Liberal Democrat MP Stephen Gilbert (St Austell and Newquay) tabled an amendment to the 20% VAT in parliament, which was narrowly defeated by a slim margin of 35 votes. It was backed by the British Retail Consortium (BRC) in a bid to scrap the government’s planned £50m ‘pasty tax’.
Treasury minister David Gauke said current tax rules on hot food were “complex and unfair” because, while a fish and chip shop would have to charge VAT on a sausage roll, a bakery next door would be tax-exempt for selling the same snack.

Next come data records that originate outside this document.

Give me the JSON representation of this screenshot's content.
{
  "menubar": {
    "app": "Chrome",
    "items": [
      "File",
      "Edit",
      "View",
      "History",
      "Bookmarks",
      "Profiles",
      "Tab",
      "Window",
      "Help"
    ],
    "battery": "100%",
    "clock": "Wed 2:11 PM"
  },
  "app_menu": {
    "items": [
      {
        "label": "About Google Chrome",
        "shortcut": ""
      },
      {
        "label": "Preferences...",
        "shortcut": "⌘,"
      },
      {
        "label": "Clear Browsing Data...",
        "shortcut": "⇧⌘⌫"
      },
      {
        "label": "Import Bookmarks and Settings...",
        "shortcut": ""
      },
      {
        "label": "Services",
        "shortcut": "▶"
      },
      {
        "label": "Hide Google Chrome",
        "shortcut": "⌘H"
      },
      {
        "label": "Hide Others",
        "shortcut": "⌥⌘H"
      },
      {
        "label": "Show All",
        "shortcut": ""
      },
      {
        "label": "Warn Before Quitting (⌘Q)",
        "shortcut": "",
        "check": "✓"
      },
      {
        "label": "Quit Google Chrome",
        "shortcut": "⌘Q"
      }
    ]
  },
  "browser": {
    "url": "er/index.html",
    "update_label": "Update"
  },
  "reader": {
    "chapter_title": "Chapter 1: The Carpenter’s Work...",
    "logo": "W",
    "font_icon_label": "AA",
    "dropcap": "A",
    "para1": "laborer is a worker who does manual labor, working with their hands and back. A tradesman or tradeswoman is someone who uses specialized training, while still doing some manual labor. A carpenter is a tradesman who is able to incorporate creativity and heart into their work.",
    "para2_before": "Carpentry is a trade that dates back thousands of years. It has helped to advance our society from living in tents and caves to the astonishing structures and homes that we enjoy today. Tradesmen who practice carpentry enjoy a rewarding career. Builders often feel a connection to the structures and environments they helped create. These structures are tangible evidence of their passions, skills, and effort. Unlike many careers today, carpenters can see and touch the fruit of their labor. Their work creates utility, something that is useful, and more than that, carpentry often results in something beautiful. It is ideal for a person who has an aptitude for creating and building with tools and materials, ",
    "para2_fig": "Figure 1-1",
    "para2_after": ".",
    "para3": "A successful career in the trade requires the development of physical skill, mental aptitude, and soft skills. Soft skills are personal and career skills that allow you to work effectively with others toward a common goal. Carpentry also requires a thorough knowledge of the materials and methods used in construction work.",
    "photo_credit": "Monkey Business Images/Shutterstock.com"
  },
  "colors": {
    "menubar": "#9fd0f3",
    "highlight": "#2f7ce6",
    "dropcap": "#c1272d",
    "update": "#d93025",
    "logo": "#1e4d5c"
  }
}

More than 500 bakers from across the nation met at a demonstration in Westminster as over half a million signatures on petitions from British Baker, NAMB, CPA, Greggs and The Sun were handed in to 10 Downing Street.
McMeikan addressed the crowd dressed in bakers’ whites, saying: “We come here today with peaceful intentions but resolute determination to fight to the bitter end this proposed tax that will have a devastating impact on ordinary people who simply can not afford to pay 20% more for every day food. This government are showing themselves to be out of touch; out of touch with ordinary hard working people; out of touch with the challenges facing High streets; out of touch with the poorest in this country that need higher aspiration and hope not higher prices.”
Representatives from the industry, including NAMB chairman Mike Holling, Greggs chief executive Ken McMeikan, Mark Muncey, CPA chairman, Conservative MP George Eustice and Stephen Gilbert, were asked to meet with members of the HMRC to discuss the proposed levy of 20% VAT.
David Gauke, exchequer secretary to the Treasury and his team gave the craft bakers’ delegation an undertaking to take on board the points raised regarding concerns over the proposed levy, and indicated a final announcement would be made during the summer.
The consultation period closed on the ‘pasty tax’, which was extended from the initial date of 4 May.
British Baker named and shamed the MPs who voted against the first amendment to the 20% VAT on hot takeaway bakery products in parliament.
A group of MPs questioned the decision to put 20% VAT on hot baked goods in parliament, after the International Monetary Fund (IMF) called on the UK government to actually lower VAT to stimulate the economy. Labour’s John Mann claimed the proposals had been put forward by an “out of touch, anti-English, inept on detail Treasury team and government” and urged them to “do the decent thing for England, get rid of this nonsense”.
After weeks of campaigning, the government performs a dramatic u-turn and Osborne announced the decision to revise plans to charge 20% VAT on hot takeaway bakery products.